    Paul Masurel
    @fulmicoton
    again this is only available in master. are you working in master?
    This feature is not released yet
    jonahcwest
    @jonahcwest
    Yes, but I’m referring to creating a schema with add_bytes_field
    There is no option to index a bytes field
    jonahcwest
    @jonahcwest
    My bad. I only saw the commit you made yesterday that fixed Term and not the earlier ones for indexing byte fields. Thank you anyways!
    Paul Masurel
    @fulmicoton
    no problem
    matrixbot
    @matrixbot
    bbigras Paul Masurel (Gitter): thanks for the reply last week.
    bbigras I have another question. For one of my "problem" a solution was to use RegexQuery. It seems that I have to do the query myself, but can I still allow my users to search for something like "client:Bob.* and color:green". I mean that if I do the query myself, I have no idea if I can handle the logic stuff like "and".

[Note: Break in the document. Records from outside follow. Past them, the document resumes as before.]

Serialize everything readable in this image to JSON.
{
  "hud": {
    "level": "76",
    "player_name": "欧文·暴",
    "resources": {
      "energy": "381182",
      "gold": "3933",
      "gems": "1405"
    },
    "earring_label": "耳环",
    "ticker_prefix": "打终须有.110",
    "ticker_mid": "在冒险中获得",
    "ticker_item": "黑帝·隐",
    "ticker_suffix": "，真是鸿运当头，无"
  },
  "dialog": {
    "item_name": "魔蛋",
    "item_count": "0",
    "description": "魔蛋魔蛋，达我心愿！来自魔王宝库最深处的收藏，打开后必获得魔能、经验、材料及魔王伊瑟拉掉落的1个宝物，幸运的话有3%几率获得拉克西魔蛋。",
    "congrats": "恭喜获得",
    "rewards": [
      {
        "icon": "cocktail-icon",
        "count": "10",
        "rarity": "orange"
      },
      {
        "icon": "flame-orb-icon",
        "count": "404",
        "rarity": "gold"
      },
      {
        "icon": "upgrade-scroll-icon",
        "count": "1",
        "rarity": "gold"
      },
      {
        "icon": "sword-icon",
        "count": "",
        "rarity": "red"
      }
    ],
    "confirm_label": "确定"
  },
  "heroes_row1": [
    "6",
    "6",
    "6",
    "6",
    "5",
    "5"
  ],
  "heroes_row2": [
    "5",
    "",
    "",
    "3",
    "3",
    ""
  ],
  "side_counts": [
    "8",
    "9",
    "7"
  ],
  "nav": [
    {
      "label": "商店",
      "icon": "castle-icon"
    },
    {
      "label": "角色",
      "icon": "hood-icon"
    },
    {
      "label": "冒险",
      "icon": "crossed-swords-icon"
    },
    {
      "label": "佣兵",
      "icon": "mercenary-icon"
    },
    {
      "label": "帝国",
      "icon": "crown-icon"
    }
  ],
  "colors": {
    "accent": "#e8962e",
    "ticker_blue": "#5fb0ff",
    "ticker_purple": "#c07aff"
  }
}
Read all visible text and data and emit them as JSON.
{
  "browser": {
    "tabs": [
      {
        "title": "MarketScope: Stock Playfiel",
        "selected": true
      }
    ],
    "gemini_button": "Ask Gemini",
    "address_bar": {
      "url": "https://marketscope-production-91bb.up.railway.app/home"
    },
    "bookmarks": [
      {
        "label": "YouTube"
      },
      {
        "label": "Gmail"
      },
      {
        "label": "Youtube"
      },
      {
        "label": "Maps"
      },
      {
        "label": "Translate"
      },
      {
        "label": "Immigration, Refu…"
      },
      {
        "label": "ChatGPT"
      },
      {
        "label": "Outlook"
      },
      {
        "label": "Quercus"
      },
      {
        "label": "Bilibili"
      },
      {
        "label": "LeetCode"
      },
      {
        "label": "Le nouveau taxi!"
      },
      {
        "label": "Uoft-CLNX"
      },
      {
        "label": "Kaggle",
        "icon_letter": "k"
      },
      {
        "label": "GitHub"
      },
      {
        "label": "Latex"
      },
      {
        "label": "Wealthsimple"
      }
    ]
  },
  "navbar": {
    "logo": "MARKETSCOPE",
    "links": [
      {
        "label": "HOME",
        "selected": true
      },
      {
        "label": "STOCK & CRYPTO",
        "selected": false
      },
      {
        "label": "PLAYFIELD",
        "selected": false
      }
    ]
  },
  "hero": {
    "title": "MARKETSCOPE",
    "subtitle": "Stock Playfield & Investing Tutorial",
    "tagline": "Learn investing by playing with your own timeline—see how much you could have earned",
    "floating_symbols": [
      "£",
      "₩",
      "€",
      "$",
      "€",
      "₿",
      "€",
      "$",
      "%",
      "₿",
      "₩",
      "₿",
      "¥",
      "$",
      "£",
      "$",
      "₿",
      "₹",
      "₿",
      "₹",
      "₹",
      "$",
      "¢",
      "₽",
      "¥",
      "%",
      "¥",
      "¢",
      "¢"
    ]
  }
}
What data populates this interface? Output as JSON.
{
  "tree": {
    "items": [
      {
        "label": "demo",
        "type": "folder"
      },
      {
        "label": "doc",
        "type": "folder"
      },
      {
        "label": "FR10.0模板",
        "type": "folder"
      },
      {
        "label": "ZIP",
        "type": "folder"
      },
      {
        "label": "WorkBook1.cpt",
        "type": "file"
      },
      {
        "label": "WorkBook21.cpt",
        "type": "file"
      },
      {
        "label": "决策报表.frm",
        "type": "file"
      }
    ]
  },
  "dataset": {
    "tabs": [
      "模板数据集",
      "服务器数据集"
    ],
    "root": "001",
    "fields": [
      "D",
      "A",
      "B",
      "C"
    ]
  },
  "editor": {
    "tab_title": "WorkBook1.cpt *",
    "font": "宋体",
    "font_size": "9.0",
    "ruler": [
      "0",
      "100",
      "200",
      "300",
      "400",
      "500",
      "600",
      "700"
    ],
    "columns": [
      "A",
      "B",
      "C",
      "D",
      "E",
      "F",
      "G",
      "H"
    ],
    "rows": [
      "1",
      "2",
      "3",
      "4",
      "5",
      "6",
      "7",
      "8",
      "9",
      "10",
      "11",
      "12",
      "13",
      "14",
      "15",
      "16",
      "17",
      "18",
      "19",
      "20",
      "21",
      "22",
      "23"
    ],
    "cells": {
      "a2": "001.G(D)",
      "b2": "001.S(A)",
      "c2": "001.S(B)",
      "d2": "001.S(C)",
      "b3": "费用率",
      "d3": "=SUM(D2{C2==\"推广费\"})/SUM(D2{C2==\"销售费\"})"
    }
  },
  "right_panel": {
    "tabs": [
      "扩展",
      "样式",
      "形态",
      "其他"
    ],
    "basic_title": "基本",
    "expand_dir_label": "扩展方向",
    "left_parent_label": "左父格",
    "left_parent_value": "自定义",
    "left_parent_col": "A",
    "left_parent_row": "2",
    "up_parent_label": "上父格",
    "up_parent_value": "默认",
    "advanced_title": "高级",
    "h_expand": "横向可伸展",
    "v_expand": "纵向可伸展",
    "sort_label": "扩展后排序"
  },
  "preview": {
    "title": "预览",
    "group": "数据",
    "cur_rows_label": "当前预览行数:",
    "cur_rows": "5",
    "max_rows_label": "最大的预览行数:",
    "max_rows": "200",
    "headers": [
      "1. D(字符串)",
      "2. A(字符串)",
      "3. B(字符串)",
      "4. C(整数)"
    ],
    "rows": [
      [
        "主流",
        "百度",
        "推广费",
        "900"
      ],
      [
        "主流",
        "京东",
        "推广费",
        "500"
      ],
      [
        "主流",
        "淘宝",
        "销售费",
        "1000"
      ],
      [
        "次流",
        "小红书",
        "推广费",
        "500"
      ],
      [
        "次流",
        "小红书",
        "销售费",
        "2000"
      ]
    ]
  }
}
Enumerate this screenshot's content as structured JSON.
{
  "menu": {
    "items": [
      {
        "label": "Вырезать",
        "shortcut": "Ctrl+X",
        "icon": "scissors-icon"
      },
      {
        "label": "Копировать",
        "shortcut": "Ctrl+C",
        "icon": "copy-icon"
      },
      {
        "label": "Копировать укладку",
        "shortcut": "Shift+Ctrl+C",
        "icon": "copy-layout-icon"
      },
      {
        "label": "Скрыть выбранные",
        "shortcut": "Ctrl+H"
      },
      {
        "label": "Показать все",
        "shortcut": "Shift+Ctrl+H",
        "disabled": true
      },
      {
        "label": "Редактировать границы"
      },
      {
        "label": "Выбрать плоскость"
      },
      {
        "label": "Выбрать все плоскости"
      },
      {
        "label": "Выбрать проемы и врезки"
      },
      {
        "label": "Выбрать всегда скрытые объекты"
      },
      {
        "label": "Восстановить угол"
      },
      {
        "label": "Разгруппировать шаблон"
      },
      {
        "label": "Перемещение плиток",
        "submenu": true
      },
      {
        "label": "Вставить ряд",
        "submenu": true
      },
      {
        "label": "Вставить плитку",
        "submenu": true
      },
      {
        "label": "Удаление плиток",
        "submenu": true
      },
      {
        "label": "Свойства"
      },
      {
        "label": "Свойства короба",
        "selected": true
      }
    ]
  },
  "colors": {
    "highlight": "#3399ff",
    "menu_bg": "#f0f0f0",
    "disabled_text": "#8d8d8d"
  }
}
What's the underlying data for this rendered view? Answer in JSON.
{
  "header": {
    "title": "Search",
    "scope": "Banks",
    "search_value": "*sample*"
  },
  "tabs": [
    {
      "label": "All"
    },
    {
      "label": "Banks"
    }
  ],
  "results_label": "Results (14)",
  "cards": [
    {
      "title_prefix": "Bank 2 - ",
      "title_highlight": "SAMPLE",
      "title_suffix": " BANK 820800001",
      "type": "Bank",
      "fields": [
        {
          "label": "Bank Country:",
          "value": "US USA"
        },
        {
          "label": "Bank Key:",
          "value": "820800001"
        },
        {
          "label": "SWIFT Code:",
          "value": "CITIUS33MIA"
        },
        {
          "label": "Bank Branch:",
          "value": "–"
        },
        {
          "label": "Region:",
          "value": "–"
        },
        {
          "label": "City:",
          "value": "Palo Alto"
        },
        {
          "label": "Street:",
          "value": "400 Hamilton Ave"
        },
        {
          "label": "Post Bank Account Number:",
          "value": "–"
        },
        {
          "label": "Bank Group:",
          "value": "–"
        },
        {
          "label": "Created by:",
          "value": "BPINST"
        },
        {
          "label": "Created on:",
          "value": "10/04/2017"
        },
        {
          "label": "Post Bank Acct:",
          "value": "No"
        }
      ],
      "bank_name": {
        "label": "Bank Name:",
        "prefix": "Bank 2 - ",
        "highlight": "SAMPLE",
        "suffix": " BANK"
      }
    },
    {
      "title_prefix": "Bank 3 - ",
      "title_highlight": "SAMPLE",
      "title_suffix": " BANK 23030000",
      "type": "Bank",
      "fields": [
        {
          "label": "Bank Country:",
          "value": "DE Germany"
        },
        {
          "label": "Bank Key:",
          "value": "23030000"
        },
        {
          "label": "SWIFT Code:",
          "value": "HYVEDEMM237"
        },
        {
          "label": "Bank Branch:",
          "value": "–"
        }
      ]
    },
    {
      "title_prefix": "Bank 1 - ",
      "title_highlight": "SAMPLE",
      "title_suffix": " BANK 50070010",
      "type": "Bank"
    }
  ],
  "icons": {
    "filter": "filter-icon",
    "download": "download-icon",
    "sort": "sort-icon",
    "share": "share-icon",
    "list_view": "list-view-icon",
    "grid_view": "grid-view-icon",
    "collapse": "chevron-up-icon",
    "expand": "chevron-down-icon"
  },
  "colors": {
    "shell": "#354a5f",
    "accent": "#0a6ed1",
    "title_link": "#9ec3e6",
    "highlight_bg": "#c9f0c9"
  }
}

    Paul Masurel
    @fulmicoton
    Yes. Check my reply to @jonahcwest above
    You need to build a booleanquery.
    matrixbot
    @matrixbot
    bbigras I think I understand that you say to use booleanquery if I want to do a query myself but can I get a booleanquery from a string that my users will produce in my UI?
    Paul Masurel
    @fulmicoton
    You need to implement your own query parser. Tantivy's query parser does not have a syntax for regex queries
    matrixbot
    @matrixbot
    bbigras gotcha. thanks
    Stephen Becker IV
    @sbeckeriv
    Hello again. Is there a way to debug why a document matched a query?
    Paul Masurel
    @fulmicoton
    Have you looked at the explain output?
    23 replies
    henghanan
    @henghanan
    hello, can somebody tell me why tantivy is faster than lucene?
    lyj
    @lengyijun
    Written in Rust
    Paul Masurel
    @fulmicoton
    It is not due to one single reason. It is more a sum of not very well identified performance gain.
    One of them might be pure rust byte code generation.
    The usage of explicit SIMD instructions is another obvious one.
    The care given to what should be a static dispatch and what can be a dynamic dispatch is another
    On the indexer side, the datastructure is sensibly different.
    For count on unions, the algorithm is better on tantivy's side.
    Finally there is a couple of difference in phrase queries handling, I don't know if that makes a difference to be honest
    Paul Masurel
    @fulmicoton
    I don't like the simple "it is because of rust" answer because direct ports of lucene are typically slower than lucene.
    Rucene is slower, clucene was slower...